> TO DO
Could you count how many lines of the data include "JSON" and answer with the number only?

> RECORD SET
◇ ◇ ◇ ◇

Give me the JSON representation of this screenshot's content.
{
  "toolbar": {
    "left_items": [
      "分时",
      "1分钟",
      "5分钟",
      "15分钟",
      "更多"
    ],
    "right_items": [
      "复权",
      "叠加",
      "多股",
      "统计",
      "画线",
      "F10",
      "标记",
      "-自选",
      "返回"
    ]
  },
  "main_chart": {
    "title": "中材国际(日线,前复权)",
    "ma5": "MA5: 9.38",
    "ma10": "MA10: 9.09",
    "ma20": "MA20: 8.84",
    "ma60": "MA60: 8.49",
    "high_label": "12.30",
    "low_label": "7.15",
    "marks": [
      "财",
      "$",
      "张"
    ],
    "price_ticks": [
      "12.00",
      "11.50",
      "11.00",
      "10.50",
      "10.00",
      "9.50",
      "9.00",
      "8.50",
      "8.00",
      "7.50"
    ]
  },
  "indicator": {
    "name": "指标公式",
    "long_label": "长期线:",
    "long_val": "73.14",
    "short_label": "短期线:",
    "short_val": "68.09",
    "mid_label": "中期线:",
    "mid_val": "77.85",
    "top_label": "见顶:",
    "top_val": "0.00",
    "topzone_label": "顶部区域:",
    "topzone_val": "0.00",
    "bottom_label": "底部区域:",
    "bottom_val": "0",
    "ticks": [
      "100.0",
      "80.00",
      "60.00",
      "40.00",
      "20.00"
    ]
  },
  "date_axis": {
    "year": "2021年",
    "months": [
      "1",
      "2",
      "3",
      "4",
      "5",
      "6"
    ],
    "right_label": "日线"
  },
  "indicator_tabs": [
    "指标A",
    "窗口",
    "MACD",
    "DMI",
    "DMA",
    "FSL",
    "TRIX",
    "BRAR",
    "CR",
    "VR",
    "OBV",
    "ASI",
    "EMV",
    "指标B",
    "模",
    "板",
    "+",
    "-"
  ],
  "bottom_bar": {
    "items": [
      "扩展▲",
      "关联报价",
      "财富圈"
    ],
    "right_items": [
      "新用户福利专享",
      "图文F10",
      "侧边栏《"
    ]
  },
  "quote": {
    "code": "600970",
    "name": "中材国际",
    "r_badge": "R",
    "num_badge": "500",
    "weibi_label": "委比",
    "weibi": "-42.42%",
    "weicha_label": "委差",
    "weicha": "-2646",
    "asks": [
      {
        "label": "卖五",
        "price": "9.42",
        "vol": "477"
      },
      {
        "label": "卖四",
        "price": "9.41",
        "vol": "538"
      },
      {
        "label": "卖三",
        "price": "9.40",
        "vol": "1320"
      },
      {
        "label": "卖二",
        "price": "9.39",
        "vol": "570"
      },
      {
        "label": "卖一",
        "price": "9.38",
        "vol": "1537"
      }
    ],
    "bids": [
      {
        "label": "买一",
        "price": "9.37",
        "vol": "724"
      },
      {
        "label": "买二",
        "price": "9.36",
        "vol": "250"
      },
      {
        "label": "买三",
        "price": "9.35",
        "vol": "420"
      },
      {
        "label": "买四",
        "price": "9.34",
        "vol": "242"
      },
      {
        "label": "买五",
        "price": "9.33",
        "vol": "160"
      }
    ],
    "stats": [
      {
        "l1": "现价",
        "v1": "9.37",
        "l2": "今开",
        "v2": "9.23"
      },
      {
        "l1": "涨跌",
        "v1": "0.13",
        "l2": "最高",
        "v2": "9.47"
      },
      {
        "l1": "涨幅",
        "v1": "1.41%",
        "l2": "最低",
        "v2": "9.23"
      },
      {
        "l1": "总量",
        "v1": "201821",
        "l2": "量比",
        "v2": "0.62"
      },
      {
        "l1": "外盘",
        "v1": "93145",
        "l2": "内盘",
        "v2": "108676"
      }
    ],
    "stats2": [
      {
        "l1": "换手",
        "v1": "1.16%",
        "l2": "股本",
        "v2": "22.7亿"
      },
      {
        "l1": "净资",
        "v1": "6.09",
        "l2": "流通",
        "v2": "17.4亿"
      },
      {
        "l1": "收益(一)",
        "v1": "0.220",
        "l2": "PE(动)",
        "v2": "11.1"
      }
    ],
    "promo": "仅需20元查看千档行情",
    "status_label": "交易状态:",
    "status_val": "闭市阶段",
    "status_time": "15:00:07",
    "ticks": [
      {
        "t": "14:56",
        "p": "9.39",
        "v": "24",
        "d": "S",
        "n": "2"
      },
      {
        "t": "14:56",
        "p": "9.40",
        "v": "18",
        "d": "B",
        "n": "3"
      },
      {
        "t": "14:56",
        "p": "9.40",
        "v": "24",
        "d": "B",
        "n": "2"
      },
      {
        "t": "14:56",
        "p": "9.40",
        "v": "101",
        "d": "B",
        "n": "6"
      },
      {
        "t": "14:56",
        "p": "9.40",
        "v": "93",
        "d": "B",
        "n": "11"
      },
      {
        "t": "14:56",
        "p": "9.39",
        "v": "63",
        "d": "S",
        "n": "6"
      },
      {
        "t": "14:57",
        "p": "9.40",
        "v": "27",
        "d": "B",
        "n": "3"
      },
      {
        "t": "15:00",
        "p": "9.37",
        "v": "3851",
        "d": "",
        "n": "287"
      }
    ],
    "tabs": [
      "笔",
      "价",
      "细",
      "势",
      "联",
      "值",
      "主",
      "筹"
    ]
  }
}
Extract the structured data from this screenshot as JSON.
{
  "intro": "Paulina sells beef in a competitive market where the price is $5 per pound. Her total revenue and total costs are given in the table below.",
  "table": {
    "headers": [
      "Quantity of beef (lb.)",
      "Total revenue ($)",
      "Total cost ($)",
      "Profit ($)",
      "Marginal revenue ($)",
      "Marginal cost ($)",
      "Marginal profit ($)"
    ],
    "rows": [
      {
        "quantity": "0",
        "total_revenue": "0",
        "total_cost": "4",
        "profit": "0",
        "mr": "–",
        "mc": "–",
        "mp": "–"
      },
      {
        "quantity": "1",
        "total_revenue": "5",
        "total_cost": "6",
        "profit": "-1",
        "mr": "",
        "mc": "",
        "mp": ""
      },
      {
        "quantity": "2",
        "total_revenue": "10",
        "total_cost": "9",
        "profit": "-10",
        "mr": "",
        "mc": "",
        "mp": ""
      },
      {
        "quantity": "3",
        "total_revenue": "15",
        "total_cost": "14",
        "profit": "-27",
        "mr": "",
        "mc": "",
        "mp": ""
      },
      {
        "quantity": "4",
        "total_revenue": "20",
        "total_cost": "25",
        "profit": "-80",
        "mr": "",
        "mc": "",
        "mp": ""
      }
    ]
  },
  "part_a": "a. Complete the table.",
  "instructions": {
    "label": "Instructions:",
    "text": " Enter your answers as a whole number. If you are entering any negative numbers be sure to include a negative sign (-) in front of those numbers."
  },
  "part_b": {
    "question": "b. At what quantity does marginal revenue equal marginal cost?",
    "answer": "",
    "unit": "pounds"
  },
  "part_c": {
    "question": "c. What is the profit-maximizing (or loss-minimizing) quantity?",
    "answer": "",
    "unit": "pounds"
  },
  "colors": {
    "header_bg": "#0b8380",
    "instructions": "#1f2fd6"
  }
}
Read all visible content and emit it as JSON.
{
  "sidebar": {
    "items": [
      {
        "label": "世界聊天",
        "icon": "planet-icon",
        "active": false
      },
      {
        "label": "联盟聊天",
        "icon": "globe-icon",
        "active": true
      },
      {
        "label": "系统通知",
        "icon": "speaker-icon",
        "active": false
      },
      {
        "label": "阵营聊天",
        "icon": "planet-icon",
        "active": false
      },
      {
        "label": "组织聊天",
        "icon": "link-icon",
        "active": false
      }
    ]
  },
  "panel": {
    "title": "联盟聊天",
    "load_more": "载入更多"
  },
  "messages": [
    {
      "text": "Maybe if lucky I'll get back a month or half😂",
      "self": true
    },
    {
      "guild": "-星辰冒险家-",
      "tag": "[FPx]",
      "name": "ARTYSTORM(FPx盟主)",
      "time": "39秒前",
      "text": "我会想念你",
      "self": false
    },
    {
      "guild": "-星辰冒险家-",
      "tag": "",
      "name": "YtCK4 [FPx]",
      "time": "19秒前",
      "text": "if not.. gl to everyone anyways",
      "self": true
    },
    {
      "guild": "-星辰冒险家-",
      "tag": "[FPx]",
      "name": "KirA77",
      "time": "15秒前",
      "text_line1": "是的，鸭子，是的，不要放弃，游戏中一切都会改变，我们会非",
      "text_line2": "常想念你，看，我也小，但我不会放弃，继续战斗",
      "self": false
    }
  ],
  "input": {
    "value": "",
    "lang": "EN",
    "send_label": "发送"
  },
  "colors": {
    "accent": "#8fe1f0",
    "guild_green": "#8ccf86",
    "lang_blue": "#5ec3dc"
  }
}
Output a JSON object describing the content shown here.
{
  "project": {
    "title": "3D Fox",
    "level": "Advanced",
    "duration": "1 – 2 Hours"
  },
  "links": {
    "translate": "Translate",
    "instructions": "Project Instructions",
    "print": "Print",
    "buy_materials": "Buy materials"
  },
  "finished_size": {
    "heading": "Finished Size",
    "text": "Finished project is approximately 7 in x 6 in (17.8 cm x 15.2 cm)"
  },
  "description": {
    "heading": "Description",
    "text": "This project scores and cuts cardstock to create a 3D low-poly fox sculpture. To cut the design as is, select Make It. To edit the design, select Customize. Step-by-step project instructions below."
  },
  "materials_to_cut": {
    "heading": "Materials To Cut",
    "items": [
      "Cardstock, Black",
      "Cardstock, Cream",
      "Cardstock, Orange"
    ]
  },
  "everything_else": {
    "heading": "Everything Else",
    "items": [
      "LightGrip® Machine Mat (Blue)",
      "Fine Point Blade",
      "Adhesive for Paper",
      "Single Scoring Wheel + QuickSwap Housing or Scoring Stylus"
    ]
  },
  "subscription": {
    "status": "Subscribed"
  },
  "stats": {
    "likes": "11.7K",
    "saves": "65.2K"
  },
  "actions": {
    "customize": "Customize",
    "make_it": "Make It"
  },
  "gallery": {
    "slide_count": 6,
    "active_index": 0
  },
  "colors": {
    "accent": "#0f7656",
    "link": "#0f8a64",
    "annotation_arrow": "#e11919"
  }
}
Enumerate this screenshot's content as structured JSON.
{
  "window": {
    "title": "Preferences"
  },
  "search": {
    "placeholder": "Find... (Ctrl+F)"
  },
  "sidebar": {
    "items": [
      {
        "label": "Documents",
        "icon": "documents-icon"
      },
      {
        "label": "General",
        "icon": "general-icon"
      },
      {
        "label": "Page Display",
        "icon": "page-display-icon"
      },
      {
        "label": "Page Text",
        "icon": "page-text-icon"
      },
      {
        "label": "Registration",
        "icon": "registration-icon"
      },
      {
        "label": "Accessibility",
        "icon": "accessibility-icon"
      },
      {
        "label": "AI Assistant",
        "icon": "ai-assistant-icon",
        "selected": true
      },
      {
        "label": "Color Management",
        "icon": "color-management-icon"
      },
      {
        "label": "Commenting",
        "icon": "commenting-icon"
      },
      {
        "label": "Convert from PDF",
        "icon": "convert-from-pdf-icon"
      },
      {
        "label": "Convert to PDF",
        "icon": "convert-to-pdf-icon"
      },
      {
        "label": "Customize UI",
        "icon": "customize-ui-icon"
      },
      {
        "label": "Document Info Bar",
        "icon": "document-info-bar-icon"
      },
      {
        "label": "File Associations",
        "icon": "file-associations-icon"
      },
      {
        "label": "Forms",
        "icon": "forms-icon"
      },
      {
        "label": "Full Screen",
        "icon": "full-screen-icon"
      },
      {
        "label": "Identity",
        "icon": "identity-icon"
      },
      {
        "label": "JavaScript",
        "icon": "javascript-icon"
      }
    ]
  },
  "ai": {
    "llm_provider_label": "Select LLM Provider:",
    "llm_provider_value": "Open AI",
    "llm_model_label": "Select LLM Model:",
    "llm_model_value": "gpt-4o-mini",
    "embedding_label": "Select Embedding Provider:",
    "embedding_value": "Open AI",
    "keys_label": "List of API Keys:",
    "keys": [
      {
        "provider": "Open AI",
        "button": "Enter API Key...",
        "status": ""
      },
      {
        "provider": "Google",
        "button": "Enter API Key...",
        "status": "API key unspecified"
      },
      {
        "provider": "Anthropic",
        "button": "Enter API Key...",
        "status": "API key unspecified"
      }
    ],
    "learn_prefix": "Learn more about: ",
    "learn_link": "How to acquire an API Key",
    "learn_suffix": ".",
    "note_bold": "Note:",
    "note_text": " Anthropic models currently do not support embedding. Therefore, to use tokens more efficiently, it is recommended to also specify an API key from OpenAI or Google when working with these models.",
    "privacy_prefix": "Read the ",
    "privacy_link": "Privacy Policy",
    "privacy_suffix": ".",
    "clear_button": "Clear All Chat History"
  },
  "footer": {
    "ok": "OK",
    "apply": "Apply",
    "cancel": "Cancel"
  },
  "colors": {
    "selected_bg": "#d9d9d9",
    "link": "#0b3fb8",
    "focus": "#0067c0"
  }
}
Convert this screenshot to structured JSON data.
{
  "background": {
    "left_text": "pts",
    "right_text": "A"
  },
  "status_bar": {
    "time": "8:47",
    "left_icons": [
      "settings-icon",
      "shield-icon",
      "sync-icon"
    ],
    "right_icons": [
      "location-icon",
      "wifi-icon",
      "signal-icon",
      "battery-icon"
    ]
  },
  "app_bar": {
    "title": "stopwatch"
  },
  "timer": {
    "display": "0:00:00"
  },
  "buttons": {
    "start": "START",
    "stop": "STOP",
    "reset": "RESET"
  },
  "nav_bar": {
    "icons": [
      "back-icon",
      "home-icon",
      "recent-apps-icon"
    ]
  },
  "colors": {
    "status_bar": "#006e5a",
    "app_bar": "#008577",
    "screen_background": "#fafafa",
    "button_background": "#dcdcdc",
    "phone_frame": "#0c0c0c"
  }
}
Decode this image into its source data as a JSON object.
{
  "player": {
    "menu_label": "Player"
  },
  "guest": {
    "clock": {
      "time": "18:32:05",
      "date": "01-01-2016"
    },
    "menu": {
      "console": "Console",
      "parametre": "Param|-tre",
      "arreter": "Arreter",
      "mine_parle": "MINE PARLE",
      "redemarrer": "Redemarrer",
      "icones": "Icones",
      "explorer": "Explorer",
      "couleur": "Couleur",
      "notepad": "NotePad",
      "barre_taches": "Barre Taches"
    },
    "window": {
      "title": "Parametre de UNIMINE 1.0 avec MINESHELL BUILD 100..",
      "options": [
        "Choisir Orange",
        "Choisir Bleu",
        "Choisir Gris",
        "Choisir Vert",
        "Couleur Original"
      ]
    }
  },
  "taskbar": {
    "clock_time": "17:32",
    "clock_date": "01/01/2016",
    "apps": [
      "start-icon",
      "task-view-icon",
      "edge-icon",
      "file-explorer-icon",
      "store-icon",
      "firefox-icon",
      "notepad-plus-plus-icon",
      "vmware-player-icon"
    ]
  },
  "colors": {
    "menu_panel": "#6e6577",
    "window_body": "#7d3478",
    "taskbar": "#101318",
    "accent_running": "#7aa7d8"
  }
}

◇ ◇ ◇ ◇

> REPLY
7